What is being asked — Taking the records line by line, how many lines contain the word "otherwise"? Answer with the number only.

BEGIN Data for processing

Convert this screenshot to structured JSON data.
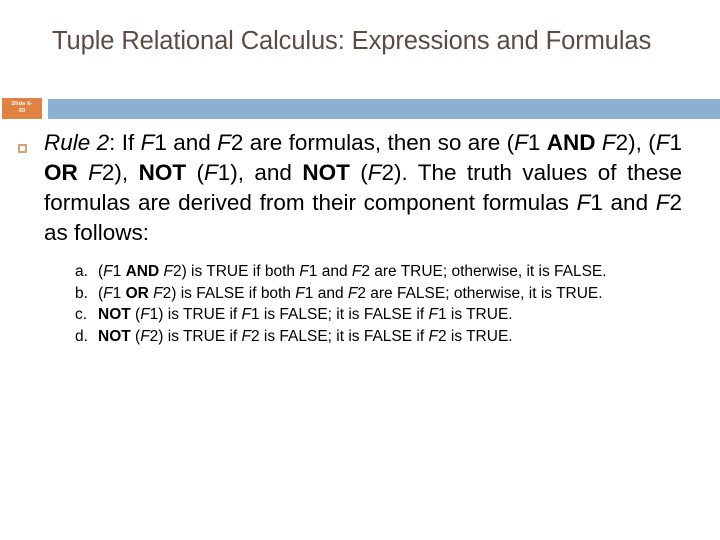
{
  "slide": {
    "title": "Tuple Relational Calculus: Expressions and Formulas",
    "badge": {
      "line1": "Slide 6-",
      "line2": "50"
    },
    "colors": {
      "title_text": "#5d4b43",
      "band_blue": "#8cb1d0",
      "badge_orange": "#e08244",
      "bullet_border": "#d8a070",
      "body_text": "#000000",
      "background": "#ffffff"
    },
    "body": {
      "bullet_marker": "square-outline-bullet",
      "rule": {
        "label": "Rule",
        "number": " 2",
        "colon": ": If ",
        "f1_a": "F",
        "f1_a_num": "1",
        "and_word": " and ",
        "f2_a": "F",
        "f2_a_num": "2",
        "mid1": " are formulas, then so are (",
        "f1_b": "F",
        "f1_b_num": "1 ",
        "op_and": "AND",
        "sp1": " ",
        "f2_b": "F",
        "f2_b_num": "2",
        "mid2": "), (",
        "f1_c": "F",
        "f1_c_num": "1 ",
        "op_or": "OR",
        "sp2": " ",
        "f2_c": "F",
        "f2_c_num": "2",
        "mid3": "), ",
        "op_not_1": "NOT",
        "mid4": " (",
        "f1_d": "F",
        "f1_d_num": "1",
        "mid5": "), and ",
        "op_not_2": "NOT",
        "mid6": " (",
        "f2_d": "F",
        "f2_d_num": "2",
        "tail": "). The truth values of these formulas are derived from their component formulas ",
        "f1_e": "F",
        "f1_e_num": "1",
        "and_word2": " and ",
        "f2_e": "F",
        "f2_e_num": "2",
        "tail2": " as follows:"
      },
      "sub_items": [
        {
          "marker": "a.",
          "p1": "(",
          "v1": "F",
          "v1n": "1 ",
          "op": "AND",
          "p2": " ",
          "v2": "F",
          "v2n": "2",
          "p3": ") is TRUE if both ",
          "v3": "F",
          "v3n": "1",
          "p4": " and ",
          "v4": "F",
          "v4n": "2",
          "p5": " are TRUE; otherwise, it is FALSE."
        },
        {
          "marker": "b.",
          "p1": "(",
          "v1": "F",
          "v1n": "1 ",
          "op": "OR",
          "p2": " ",
          "v2": "F",
          "v2n": "2",
          "p3": ") is FALSE if both ",
          "v3": "F",
          "v3n": "1",
          "p4": " and ",
          "v4": "F",
          "v4n": "2",
          "p5": " are FALSE; otherwise, it is TRUE."
        },
        {
          "marker": "c.",
          "p1": "",
          "op": "NOT",
          "p2": " (",
          "v2": "F",
          "v2n": "1",
          "p3": ") is TRUE if ",
          "v3": "F",
          "v3n": "1",
          "p4": " is FALSE; it is FALSE if ",
          "v4": "F",
          "v4n": "1",
          "p5": " is TRUE."
        },
        {
          "marker": "d.",
          "p1": "",
          "op": "NOT",
          "p2": " (",
          "v2": "F",
          "v2n": "2",
          "p3": ") is TRUE if ",
          "v3": "F",
          "v3n": "2",
          "p4": " is FALSE; it is FALSE if ",
          "v4": "F",
          "v4n": "2",
          "p5": " is TRUE."
        }
      ]
    }
  }
}
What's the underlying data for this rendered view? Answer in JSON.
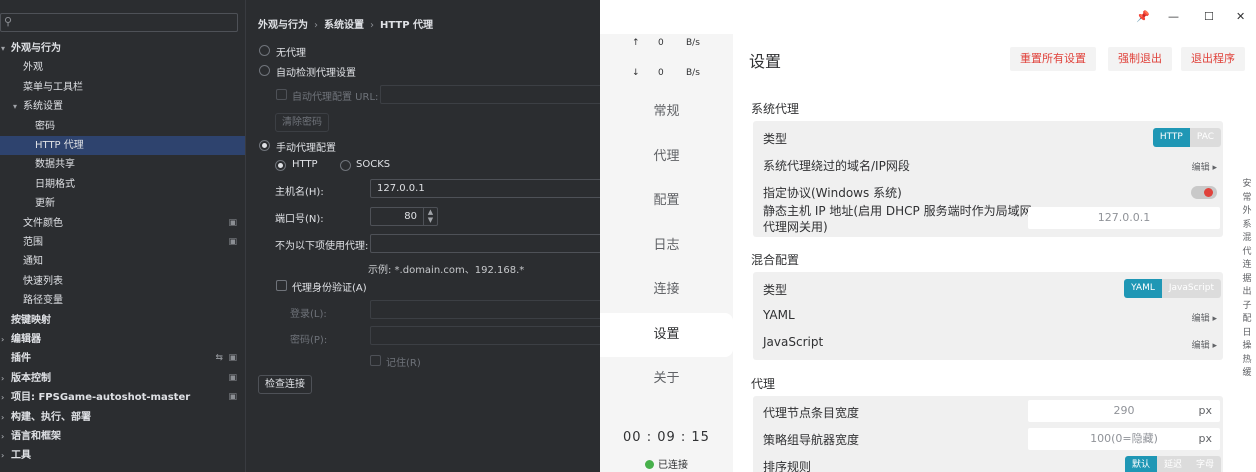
{
  "ide": {
    "search_placeholder": "",
    "tree": [
      {
        "label": "外观与行为",
        "bold": true,
        "arrow": "▾"
      },
      {
        "label": "外观"
      },
      {
        "label": "菜单与工具栏"
      },
      {
        "label": "系统设置",
        "arrow": "▾"
      },
      {
        "label": "密码"
      },
      {
        "label": "HTTP 代理",
        "selected": true
      },
      {
        "label": "数据共享"
      },
      {
        "label": "日期格式"
      },
      {
        "label": "更新"
      },
      {
        "label": "文件颜色"
      },
      {
        "label": "范围"
      },
      {
        "label": "通知"
      },
      {
        "label": "快速列表"
      },
      {
        "label": "路径变量"
      },
      {
        "label": "按键映射",
        "bold": true
      },
      {
        "label": "编辑器",
        "bold": true,
        "arrow": "›"
      },
      {
        "label": "插件",
        "bold": true
      },
      {
        "label": "版本控制",
        "bold": true,
        "arrow": "›"
      },
      {
        "label": "项目: FPSGame-autoshot-master",
        "bold": true,
        "arrow": "›"
      },
      {
        "label": "构建、执行、部署",
        "bold": true,
        "arrow": "›"
      },
      {
        "label": "语言和框架",
        "bold": true,
        "arrow": "›"
      },
      {
        "label": "工具",
        "bold": true,
        "arrow": "›"
      }
    ],
    "breadcrumb": [
      "外观与行为",
      "系统设置",
      "HTTP 代理"
    ],
    "proxy": {
      "no_proxy": "无代理",
      "auto_detect": "自动检测代理设置",
      "auto_config_url": "自动代理配置 URL:",
      "clear_password": "清除密码",
      "manual": "手动代理配置",
      "http": "HTTP",
      "socks": "SOCKS",
      "host_label": "主机名(H):",
      "host_value": "127.0.0.1",
      "port_label": "端口号(N):",
      "port_value": "80",
      "no_proxy_for": "不为以下项使用代理:",
      "example": "示例: *.domain.com、192.168.*",
      "auth": "代理身份验证(A)",
      "login": "登录(L):",
      "password": "密码(P):",
      "remember": "记住(R)",
      "check_connection": "检查连接"
    }
  },
  "clash": {
    "titlebar": {
      "pin": "📌",
      "minimize": "—",
      "maximize": "☐",
      "close": "✕"
    },
    "speed_up": {
      "arrow": "↑",
      "value": "0",
      "unit": "B/s"
    },
    "speed_down": {
      "arrow": "↓",
      "value": "0",
      "unit": "B/s"
    },
    "nav": [
      "常规",
      "代理",
      "配置",
      "日志",
      "连接",
      "设置",
      "关于"
    ],
    "active_nav": "设置",
    "timer": "00 : 09 : 15",
    "connection_status": "已连接",
    "main": {
      "title": "设置",
      "buttons": [
        "重置所有设置",
        "强制退出",
        "退出程序"
      ],
      "system_proxy": {
        "title": "系统代理",
        "type_label": "类型",
        "type_options": [
          "HTTP",
          "PAC"
        ],
        "type_selected": "HTTP",
        "bypass_label": "系统代理绕过的域名/IP网段",
        "edit": "编辑 ▸",
        "protocol_label": "指定协议(Windows 系统)",
        "static_ip_label_1": "静态主机 IP 地址(启用 DHCP 服务端时作为局域网",
        "static_ip_label_2": "代理网关用)",
        "static_ip_value": "127.0.0.1"
      },
      "mixin": {
        "title": "混合配置",
        "type_label": "类型",
        "type_options": [
          "YAML",
          "JavaScript"
        ],
        "type_selected": "YAML",
        "yaml_label": "YAML",
        "js_label": "JavaScript",
        "edit": "编辑 ▸"
      },
      "proxy": {
        "title": "代理",
        "item_width_label": "代理节点条目宽度",
        "item_width_value": "290",
        "item_width_unit": "px",
        "nav_width_label": "策略组导航器宽度",
        "nav_width_value": "100(0=隐藏)",
        "nav_width_unit": "px",
        "sort_label": "排序规则",
        "sort_options": [
          "默认",
          "延迟",
          "字母"
        ],
        "sort_selected": "默认"
      },
      "side_text": "安常外系混代连据出子配日操热缓"
    }
  },
  "colors": {
    "accent": "#1f97b5",
    "danger": "#e0423b",
    "connected": "#47b04b",
    "ide_bg": "#2b2d30",
    "ide_selected": "#2e436e"
  }
}
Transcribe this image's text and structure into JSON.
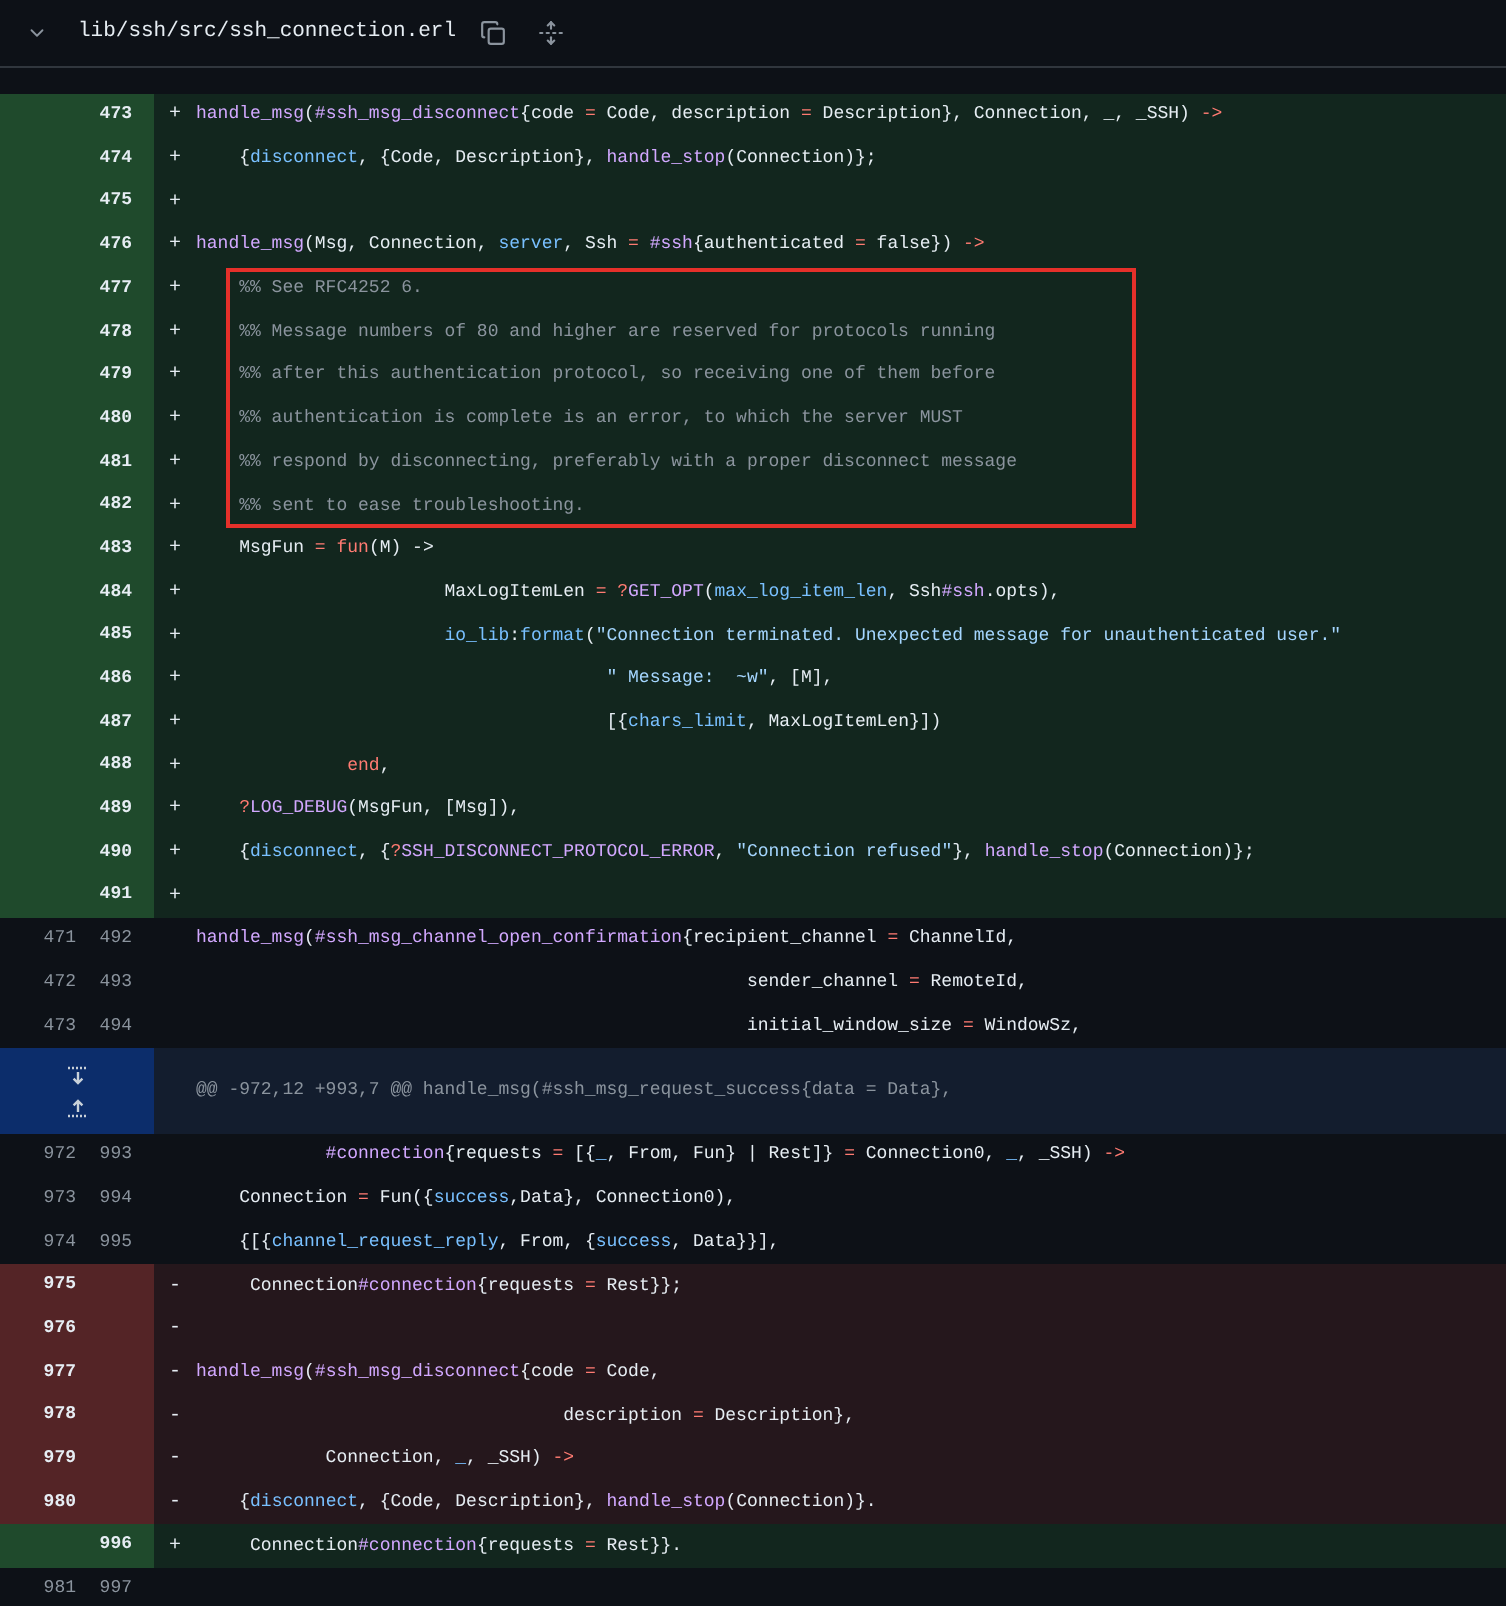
{
  "file_header": {
    "path": "lib/ssh/src/ssh_connection.erl"
  },
  "lines": [
    {
      "kind": "added",
      "new": "473",
      "marker": "+",
      "tokens": [
        {
          "text": "handle_msg",
          "kind": "fn"
        },
        {
          "text": "(",
          "kind": "plain"
        },
        {
          "text": "#ssh_msg_disconnect",
          "kind": "fn"
        },
        {
          "text": "{code ",
          "kind": "plain"
        },
        {
          "text": "=",
          "kind": "op"
        },
        {
          "text": " Code, description ",
          "kind": "plain"
        },
        {
          "text": "=",
          "kind": "op"
        },
        {
          "text": " Description}, Connection, _, _SSH) ",
          "kind": "plain"
        },
        {
          "text": "->",
          "kind": "op"
        }
      ]
    },
    {
      "kind": "added",
      "new": "474",
      "marker": "+",
      "tokens": [
        {
          "text": "    {",
          "kind": "plain"
        },
        {
          "text": "disconnect",
          "kind": "atom"
        },
        {
          "text": ", {Code, Description}, ",
          "kind": "plain"
        },
        {
          "text": "handle_stop",
          "kind": "fn"
        },
        {
          "text": "(Connection)};",
          "kind": "plain"
        }
      ]
    },
    {
      "kind": "added",
      "new": "475",
      "marker": "+"
    },
    {
      "kind": "added",
      "new": "476",
      "marker": "+",
      "tokens": [
        {
          "text": "handle_msg",
          "kind": "fn"
        },
        {
          "text": "(Msg, Connection, ",
          "kind": "plain"
        },
        {
          "text": "server",
          "kind": "atom"
        },
        {
          "text": ", Ssh ",
          "kind": "plain"
        },
        {
          "text": "= ",
          "kind": "op"
        },
        {
          "text": "#ssh",
          "kind": "fn"
        },
        {
          "text": "{authenticated ",
          "kind": "plain"
        },
        {
          "text": "=",
          "kind": "op"
        },
        {
          "text": " false}) ",
          "kind": "plain"
        },
        {
          "text": "->",
          "kind": "op"
        }
      ]
    },
    {
      "kind": "added",
      "new": "477",
      "marker": "+",
      "boxed": true,
      "tokens": [
        {
          "text": "    %% See RFC4252 6.",
          "kind": "comment"
        }
      ]
    },
    {
      "kind": "added",
      "new": "478",
      "marker": "+",
      "boxed": true,
      "tokens": [
        {
          "text": "    %% Message numbers of 80 and higher are reserved for protocols running",
          "kind": "comment"
        }
      ]
    },
    {
      "kind": "added",
      "new": "479",
      "marker": "+",
      "boxed": true,
      "tokens": [
        {
          "text": "    %% after this authentication protocol, so receiving one of them before",
          "kind": "comment"
        }
      ]
    },
    {
      "kind": "added",
      "new": "480",
      "marker": "+",
      "boxed": true,
      "tokens": [
        {
          "text": "    %% authentication is complete is an error, to which the server MUST",
          "kind": "comment"
        }
      ]
    },
    {
      "kind": "added",
      "new": "481",
      "marker": "+",
      "boxed": true,
      "tokens": [
        {
          "text": "    %% respond by disconnecting, preferably with a proper disconnect message",
          "kind": "comment"
        }
      ]
    },
    {
      "kind": "added",
      "new": "482",
      "marker": "+",
      "boxed": true,
      "tokens": [
        {
          "text": "    %% sent to ease troubleshooting.",
          "kind": "comment"
        }
      ]
    },
    {
      "kind": "added",
      "new": "483",
      "marker": "+",
      "tokens": [
        {
          "text": "    MsgFun ",
          "kind": "plain"
        },
        {
          "text": "= fun",
          "kind": "op"
        },
        {
          "text": "(M) ->",
          "kind": "plain"
        }
      ]
    },
    {
      "kind": "added",
      "new": "484",
      "marker": "+",
      "tokens": [
        {
          "text": "                       MaxLogItemLen ",
          "kind": "plain"
        },
        {
          "text": "= ?",
          "kind": "op"
        },
        {
          "text": "GET_OPT",
          "kind": "fn"
        },
        {
          "text": "(",
          "kind": "plain"
        },
        {
          "text": "max_log_item_len",
          "kind": "atom"
        },
        {
          "text": ", Ssh",
          "kind": "plain"
        },
        {
          "text": "#ssh",
          "kind": "fn"
        },
        {
          "text": ".opts),",
          "kind": "plain"
        }
      ]
    },
    {
      "kind": "added",
      "new": "485",
      "marker": "+",
      "tokens": [
        {
          "text": "                       io_lib",
          "kind": "atom"
        },
        {
          "text": ":",
          "kind": "plain"
        },
        {
          "text": "format",
          "kind": "atom"
        },
        {
          "text": "(",
          "kind": "plain"
        },
        {
          "text": "\"Connection terminated. Unexpected message for unauthenticated user.\"",
          "kind": "str"
        }
      ]
    },
    {
      "kind": "added",
      "new": "486",
      "marker": "+",
      "tokens": [
        {
          "text": "                                      \" Message:  ~w\"",
          "kind": "str"
        },
        {
          "text": ", [M],",
          "kind": "plain"
        }
      ]
    },
    {
      "kind": "added",
      "new": "487",
      "marker": "+",
      "tokens": [
        {
          "text": "                                      [{",
          "kind": "plain"
        },
        {
          "text": "chars_limit",
          "kind": "atom"
        },
        {
          "text": ", MaxLogItemLen}])",
          "kind": "plain"
        }
      ]
    },
    {
      "kind": "added",
      "new": "488",
      "marker": "+",
      "tokens": [
        {
          "text": "              end",
          "kind": "op"
        },
        {
          "text": ",",
          "kind": "plain"
        }
      ]
    },
    {
      "kind": "added",
      "new": "489",
      "marker": "+",
      "tokens": [
        {
          "text": "    ?",
          "kind": "op"
        },
        {
          "text": "LOG_DEBUG",
          "kind": "fn"
        },
        {
          "text": "(MsgFun, [Msg]),",
          "kind": "plain"
        }
      ]
    },
    {
      "kind": "added",
      "new": "490",
      "marker": "+",
      "tokens": [
        {
          "text": "    {",
          "kind": "plain"
        },
        {
          "text": "disconnect",
          "kind": "atom"
        },
        {
          "text": ", {",
          "kind": "plain"
        },
        {
          "text": "?",
          "kind": "op"
        },
        {
          "text": "SSH_DISCONNECT_PROTOCOL_ERROR",
          "kind": "fn"
        },
        {
          "text": ", ",
          "kind": "plain"
        },
        {
          "text": "\"Connection refused\"",
          "kind": "str"
        },
        {
          "text": "}, ",
          "kind": "plain"
        },
        {
          "text": "handle_stop",
          "kind": "fn"
        },
        {
          "text": "(Connection)};",
          "kind": "plain"
        }
      ]
    },
    {
      "kind": "added",
      "new": "491",
      "marker": "+"
    },
    {
      "kind": "context",
      "old": "471",
      "new": "492",
      "tokens": [
        {
          "text": "handle_msg",
          "kind": "fn"
        },
        {
          "text": "(",
          "kind": "plain"
        },
        {
          "text": "#ssh_msg_channel_open_confirmation",
          "kind": "fn"
        },
        {
          "text": "{recipient_channel ",
          "kind": "plain"
        },
        {
          "text": "=",
          "kind": "op"
        },
        {
          "text": " ChannelId,",
          "kind": "plain"
        }
      ]
    },
    {
      "kind": "context",
      "old": "472",
      "new": "493",
      "tokens": [
        {
          "text": "                                                   sender_channel ",
          "kind": "plain"
        },
        {
          "text": "=",
          "kind": "op"
        },
        {
          "text": " RemoteId,",
          "kind": "plain"
        }
      ]
    },
    {
      "kind": "context",
      "old": "473",
      "new": "494",
      "tokens": [
        {
          "text": "                                                   initial_window_size ",
          "kind": "plain"
        },
        {
          "text": "=",
          "kind": "op"
        },
        {
          "text": " WindowSz,",
          "kind": "plain"
        }
      ]
    },
    {
      "kind": "hunk",
      "tokens": [
        {
          "text": "@@ -972,12 +993,7 @@ handle_msg(#ssh_msg_request_success{data = Data},",
          "kind": "hunk"
        }
      ]
    },
    {
      "kind": "context",
      "old": "972",
      "new": "993",
      "tokens": [
        {
          "text": "            #connection",
          "kind": "fn"
        },
        {
          "text": "{requests ",
          "kind": "plain"
        },
        {
          "text": "=",
          "kind": "op"
        },
        {
          "text": " [{",
          "kind": "plain"
        },
        {
          "text": "_",
          "kind": "atom"
        },
        {
          "text": ", From, Fun} | Rest]} ",
          "kind": "plain"
        },
        {
          "text": "=",
          "kind": "op"
        },
        {
          "text": " Connection0, ",
          "kind": "plain"
        },
        {
          "text": "_",
          "kind": "atom"
        },
        {
          "text": ", _SSH) ",
          "kind": "plain"
        },
        {
          "text": "->",
          "kind": "op"
        }
      ]
    },
    {
      "kind": "context",
      "old": "973",
      "new": "994",
      "tokens": [
        {
          "text": "    Connection ",
          "kind": "plain"
        },
        {
          "text": "=",
          "kind": "op"
        },
        {
          "text": " Fun({",
          "kind": "plain"
        },
        {
          "text": "success",
          "kind": "atom"
        },
        {
          "text": ",Data}, Connection0),",
          "kind": "plain"
        }
      ]
    },
    {
      "kind": "context",
      "old": "974",
      "new": "995",
      "tokens": [
        {
          "text": "    {[{",
          "kind": "plain"
        },
        {
          "text": "channel_request_reply",
          "kind": "atom"
        },
        {
          "text": ", From, {",
          "kind": "plain"
        },
        {
          "text": "success",
          "kind": "atom"
        },
        {
          "text": ", Data}}],",
          "kind": "plain"
        }
      ]
    },
    {
      "kind": "deleted",
      "old": "975",
      "marker": "-",
      "tokens": [
        {
          "text": "     Connection",
          "kind": "plain"
        },
        {
          "text": "#connection",
          "kind": "fn"
        },
        {
          "text": "{requests ",
          "kind": "plain"
        },
        {
          "text": "=",
          "kind": "op"
        },
        {
          "text": " Rest}};",
          "kind": "plain"
        }
      ]
    },
    {
      "kind": "deleted",
      "old": "976",
      "marker": "-"
    },
    {
      "kind": "deleted",
      "old": "977",
      "marker": "-",
      "tokens": [
        {
          "text": "handle_msg",
          "kind": "fn"
        },
        {
          "text": "(",
          "kind": "plain"
        },
        {
          "text": "#ssh_msg_disconnect",
          "kind": "fn"
        },
        {
          "text": "{code ",
          "kind": "plain"
        },
        {
          "text": "=",
          "kind": "op"
        },
        {
          "text": " Code,",
          "kind": "plain"
        }
      ]
    },
    {
      "kind": "deleted",
      "old": "978",
      "marker": "-",
      "tokens": [
        {
          "text": "                                  description ",
          "kind": "plain"
        },
        {
          "text": "=",
          "kind": "op"
        },
        {
          "text": " Description},",
          "kind": "plain"
        }
      ]
    },
    {
      "kind": "deleted",
      "old": "979",
      "marker": "-",
      "tokens": [
        {
          "text": "            Connection, ",
          "kind": "plain"
        },
        {
          "text": "_",
          "kind": "atom"
        },
        {
          "text": ", _SSH) ",
          "kind": "plain"
        },
        {
          "text": "->",
          "kind": "op"
        }
      ]
    },
    {
      "kind": "deleted",
      "old": "980",
      "marker": "-",
      "tokens": [
        {
          "text": "    {",
          "kind": "plain"
        },
        {
          "text": "disconnect",
          "kind": "atom"
        },
        {
          "text": ", {Code, Description}, ",
          "kind": "plain"
        },
        {
          "text": "handle_stop",
          "kind": "fn"
        },
        {
          "text": "(Connection)}.",
          "kind": "plain"
        }
      ]
    },
    {
      "kind": "added",
      "new": "996",
      "marker": "+",
      "tokens": [
        {
          "text": "     Connection",
          "kind": "plain"
        },
        {
          "text": "#connection",
          "kind": "fn"
        },
        {
          "text": "{requests ",
          "kind": "plain"
        },
        {
          "text": "=",
          "kind": "op"
        },
        {
          "text": " Rest}}.",
          "kind": "plain"
        }
      ]
    },
    {
      "kind": "context",
      "old": "981",
      "new": "997"
    }
  ]
}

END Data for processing

Output below — 2